History was made on Sunday at the 2009 World Series of Poker (WSOP). Thang Luu won the $1,500 buy-in Omaha High-Low Split Eight or Better event for the second consecutive year. In 2007, he finished as the tournament’s runner-up.
By winning the event, the third of the ongoing 2009 WSOP, Luu became the first player since Johnny Chan to record two victories and a second place in an event over three consecutive years. Chan won the 1987 and 1988 Main Events before falling to Ultimate Bet pro Phil Hellmuth in 1989. Hellmuth became the youngest Main Event winner at the time at age 24, a record that stood for 19 years before Peter Eastgate won poker’s most prestigious tournament at age 22 in 2008. On Luu’s feat in Omaha High-Low, a press release from WSOP officials noted, “In the future, poker historians will debate poker’s greatest accomplishments and this feat is certainly among them.”

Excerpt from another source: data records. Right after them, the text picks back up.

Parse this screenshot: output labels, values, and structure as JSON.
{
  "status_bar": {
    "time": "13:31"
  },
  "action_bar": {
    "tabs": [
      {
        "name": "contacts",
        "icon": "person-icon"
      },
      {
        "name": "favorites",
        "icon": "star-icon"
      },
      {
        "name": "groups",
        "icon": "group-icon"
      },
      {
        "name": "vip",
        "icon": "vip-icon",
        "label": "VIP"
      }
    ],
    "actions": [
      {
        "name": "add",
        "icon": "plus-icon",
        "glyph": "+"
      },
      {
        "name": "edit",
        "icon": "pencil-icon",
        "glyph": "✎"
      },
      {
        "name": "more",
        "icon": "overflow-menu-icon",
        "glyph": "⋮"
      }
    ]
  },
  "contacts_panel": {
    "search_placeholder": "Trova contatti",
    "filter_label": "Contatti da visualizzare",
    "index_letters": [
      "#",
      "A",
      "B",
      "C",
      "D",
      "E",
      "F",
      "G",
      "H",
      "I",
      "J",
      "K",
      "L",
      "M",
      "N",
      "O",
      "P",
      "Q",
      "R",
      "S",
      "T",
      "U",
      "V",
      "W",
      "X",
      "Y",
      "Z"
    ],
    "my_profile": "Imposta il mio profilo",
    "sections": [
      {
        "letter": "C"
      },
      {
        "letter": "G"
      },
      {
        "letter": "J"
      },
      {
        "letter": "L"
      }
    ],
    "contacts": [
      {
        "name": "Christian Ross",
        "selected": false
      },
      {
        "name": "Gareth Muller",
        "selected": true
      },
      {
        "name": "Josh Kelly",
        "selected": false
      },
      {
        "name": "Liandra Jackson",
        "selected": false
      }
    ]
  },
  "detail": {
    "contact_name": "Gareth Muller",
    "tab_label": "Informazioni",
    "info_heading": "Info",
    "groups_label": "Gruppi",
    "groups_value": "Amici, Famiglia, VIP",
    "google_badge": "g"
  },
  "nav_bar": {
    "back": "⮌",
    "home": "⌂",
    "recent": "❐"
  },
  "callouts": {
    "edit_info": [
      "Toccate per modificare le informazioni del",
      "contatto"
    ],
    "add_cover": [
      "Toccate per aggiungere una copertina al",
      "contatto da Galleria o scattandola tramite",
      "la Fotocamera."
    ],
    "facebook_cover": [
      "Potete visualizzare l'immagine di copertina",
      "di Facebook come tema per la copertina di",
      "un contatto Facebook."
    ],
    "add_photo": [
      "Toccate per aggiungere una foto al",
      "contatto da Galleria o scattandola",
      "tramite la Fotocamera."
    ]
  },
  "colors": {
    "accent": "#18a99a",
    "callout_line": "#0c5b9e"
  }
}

This year, Luu defeated a record-breaking field of 918 entrants, the largest Omaha High-Low event in WSOP history. In 2008, he bested Spencer Lawrence after navigating through a field of 832 players. In 2007, the number of opponents was considerably smaller, as Luu fell heads-up to Frankie Odell. The 2007 version generated just 534 runners, half of the number of players that turned out this year. Luu had a ninth place finish in a $1,000 buy-in No Limit Hold’em event in 2006 for $49,000. That tournament, which was won by Jon “pokertrip” Friedberg, represented the second to last $1,000 buy-in No Limit Hold’em freezeout before this year’s Stimulus Special.
Many will now compare Luu’s performance to Chan’s. The 1987 WSOP Main Event attracted 152 players and featured a showdown between Chan and Frank Henderson when play was heads-up. In 1988, the field grew by 10% to 167 runners and ended with Chan besting eight-time WSOP bracelet winner Erik Seidel in a final table that also included Humberto Brenes, T.J. Cloutier, and former Main Event winner Jim Bechtel. In 1989, Chan could not outlast Hellmuth, who recorded the first of 11 gold bracelets, a WSOP record; Hellmuth outlasted a field of 178 players.
Luu banked $263,000 for his win in the $1,500 buy-in Omaha High-Low Split Eight or Better event, the richest prize ever doled out for that genre of poker. He was atop the chip counts for the majority of the tournament and, on the final hand, took advantage of a severely short-stacked Ed Smith, who called for his tournament life with J-9-9-3 after a flop of Q-5-4 for a pair of nines; Luu showed Q-9-8-7 for queens. The turn was the five of hearts and the river was the 10 of diamonds, sealing the win for Luu. All was not lost for Smith, however, who earned $162,000 for his efforts. Entering heads-up play, Luu held a slight chip lead, 2.3 million to 1.8 million.
The 34 year-old transplant from Vietnam affectionately dubbed “Tiger Luu” told WSOP officials after play had concluded in Event #3 of the 2009 WSOP, “It feels even better than the last one. I think these kinds of $1,500 buy-in events are the best for me. There are a lot of new players in the (lower buy-in tournaments).” Coincidentally, blinds were 30,000-60,000 when play wrapped up, the same as when Luu won it all in 2008. He summed up the emotions of taking down his second consecutive bracelet in the event by saying, “I know one thing for sure: I will play in this event every year from now on!” He’s a cash game grinder by trade and can be found in $80-$160 Limit games around Sin City, where he now lives.
A $1,500 buy-in Pot Limit Omaha tournament (Event #5) begins today. We’d also expect to see Luu take to the felts in the $10,000 buy-in World Championship of Omaha High-Low Split Eight or Better, which starts on June 7th and runs for three days.